  36. Understanding which intrinsic and extrinsic factors dictate decision-making processes such as leaving the natal area or not (migratory vs resident strategy), departure time, and non-breeding destination are ke...

    Authors: Davide Scridel, Simone Pirrello, Simona Imperio, Jacopo G. Cecere, Giuseppe Albanese, Alessandro Andreotti, Giovanni Arveda, Fabrizio Borghesi, Giuseppe La Gioia, Luisanna Massa, Chiara Mengoni, Pierfrancesco Micheloni, Nadia Mucci, Riccardo Nardelli, Sergio Nissardi, Stefano Volponi…
    Citation: Movement Ecology 2023 11:51
  37. Fish migration has severely been impacted by dam construction. Through the disruption of fish migration routes, freshwater fish communities have seen an incredible decline. Fishways, which have been constructe...

    Authors: J. Elings, R. Mawer, S. Bruneel, I. S. Pauwels, E. Pickholtz, R. Pickholtz, J. Coeck, M. Schneider and P. Goethals
    Citation: Movement Ecology 2023 11:50
  38. Migration is a vital element of the life cycle of many freshwater fish species but is increasingly hampered globally by riverine barriers. Fish passes are a common approach to enable migration past barriers bu...

    Authors: Rachel Mawer, Stijn P. Bruneel, Ine S. Pauwels, Jelger Elings, Eliezer Pickholtz, Renanel Pickholtz, Matthias Schneider, Johan Coeck and Peter L. M. Goethals
    Citation: Movement Ecology 2023 11:49
  39. The study of the timing of migration is fundamental to the understanding of the ecology of many bird species and their response to climate change, and it has important conservation and management implications ...

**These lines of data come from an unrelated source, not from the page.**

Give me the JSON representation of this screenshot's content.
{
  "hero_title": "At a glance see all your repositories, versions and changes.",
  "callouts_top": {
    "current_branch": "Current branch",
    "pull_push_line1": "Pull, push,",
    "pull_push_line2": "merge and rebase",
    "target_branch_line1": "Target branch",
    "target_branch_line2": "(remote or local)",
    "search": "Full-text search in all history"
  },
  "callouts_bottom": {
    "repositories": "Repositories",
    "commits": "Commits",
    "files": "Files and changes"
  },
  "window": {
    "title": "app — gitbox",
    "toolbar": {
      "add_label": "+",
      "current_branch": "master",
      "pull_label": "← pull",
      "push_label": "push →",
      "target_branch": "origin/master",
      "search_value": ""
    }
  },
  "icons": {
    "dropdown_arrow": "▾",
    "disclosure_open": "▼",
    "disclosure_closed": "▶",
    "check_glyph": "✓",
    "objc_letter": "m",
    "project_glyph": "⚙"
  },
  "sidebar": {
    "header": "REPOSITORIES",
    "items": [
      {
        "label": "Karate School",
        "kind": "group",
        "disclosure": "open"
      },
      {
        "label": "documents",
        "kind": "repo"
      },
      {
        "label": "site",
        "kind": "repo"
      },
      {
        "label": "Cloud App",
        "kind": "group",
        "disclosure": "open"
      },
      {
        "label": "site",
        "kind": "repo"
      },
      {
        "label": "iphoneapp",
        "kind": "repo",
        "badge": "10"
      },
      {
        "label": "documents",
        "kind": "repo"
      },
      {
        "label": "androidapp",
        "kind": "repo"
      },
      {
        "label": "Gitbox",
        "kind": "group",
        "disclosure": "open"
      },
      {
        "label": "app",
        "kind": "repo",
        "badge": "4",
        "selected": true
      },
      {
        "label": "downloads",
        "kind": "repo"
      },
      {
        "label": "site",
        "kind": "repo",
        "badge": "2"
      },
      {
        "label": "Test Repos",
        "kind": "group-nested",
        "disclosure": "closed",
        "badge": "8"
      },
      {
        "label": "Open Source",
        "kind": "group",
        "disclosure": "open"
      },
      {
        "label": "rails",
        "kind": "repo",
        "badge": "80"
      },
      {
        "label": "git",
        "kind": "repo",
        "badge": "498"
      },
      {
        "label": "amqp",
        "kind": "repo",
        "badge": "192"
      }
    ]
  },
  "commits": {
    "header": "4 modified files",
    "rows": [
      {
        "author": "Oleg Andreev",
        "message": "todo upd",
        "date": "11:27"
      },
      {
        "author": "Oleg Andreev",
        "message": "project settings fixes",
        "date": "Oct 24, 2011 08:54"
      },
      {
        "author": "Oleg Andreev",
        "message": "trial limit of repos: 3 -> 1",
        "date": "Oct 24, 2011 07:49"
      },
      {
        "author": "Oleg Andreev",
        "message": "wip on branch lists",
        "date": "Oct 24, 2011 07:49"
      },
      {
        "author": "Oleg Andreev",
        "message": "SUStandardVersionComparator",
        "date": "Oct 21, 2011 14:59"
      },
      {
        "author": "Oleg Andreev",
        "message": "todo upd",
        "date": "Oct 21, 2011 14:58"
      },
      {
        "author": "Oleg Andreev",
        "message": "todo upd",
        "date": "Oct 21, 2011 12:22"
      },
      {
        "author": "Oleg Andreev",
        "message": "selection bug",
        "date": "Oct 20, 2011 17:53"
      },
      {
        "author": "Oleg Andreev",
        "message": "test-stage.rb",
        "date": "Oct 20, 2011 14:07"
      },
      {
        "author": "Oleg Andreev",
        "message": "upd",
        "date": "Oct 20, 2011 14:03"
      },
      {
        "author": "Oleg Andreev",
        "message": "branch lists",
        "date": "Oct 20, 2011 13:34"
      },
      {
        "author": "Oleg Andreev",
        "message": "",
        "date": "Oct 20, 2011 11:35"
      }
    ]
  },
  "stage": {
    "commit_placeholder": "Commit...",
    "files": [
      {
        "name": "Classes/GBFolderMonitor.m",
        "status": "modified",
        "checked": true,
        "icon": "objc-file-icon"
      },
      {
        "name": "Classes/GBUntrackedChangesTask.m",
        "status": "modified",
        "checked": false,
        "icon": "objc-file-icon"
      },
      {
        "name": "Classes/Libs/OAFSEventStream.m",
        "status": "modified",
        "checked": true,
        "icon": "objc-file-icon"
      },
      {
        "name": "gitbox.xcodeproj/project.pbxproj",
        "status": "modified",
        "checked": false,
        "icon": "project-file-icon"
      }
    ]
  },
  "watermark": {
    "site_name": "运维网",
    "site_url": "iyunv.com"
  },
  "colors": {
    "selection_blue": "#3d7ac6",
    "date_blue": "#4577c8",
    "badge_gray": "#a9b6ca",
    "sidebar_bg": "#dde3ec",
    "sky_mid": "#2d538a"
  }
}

    Authors: Roberto Ambrosini, Simona Imperio, Jacopo G. Cecere, Alessandro Andreotti, Lorenzo Serra, Fernando Spina, Niccolò Fattorini and Alessandra Costanzo
    Citation: Movement Ecology 2023 11:47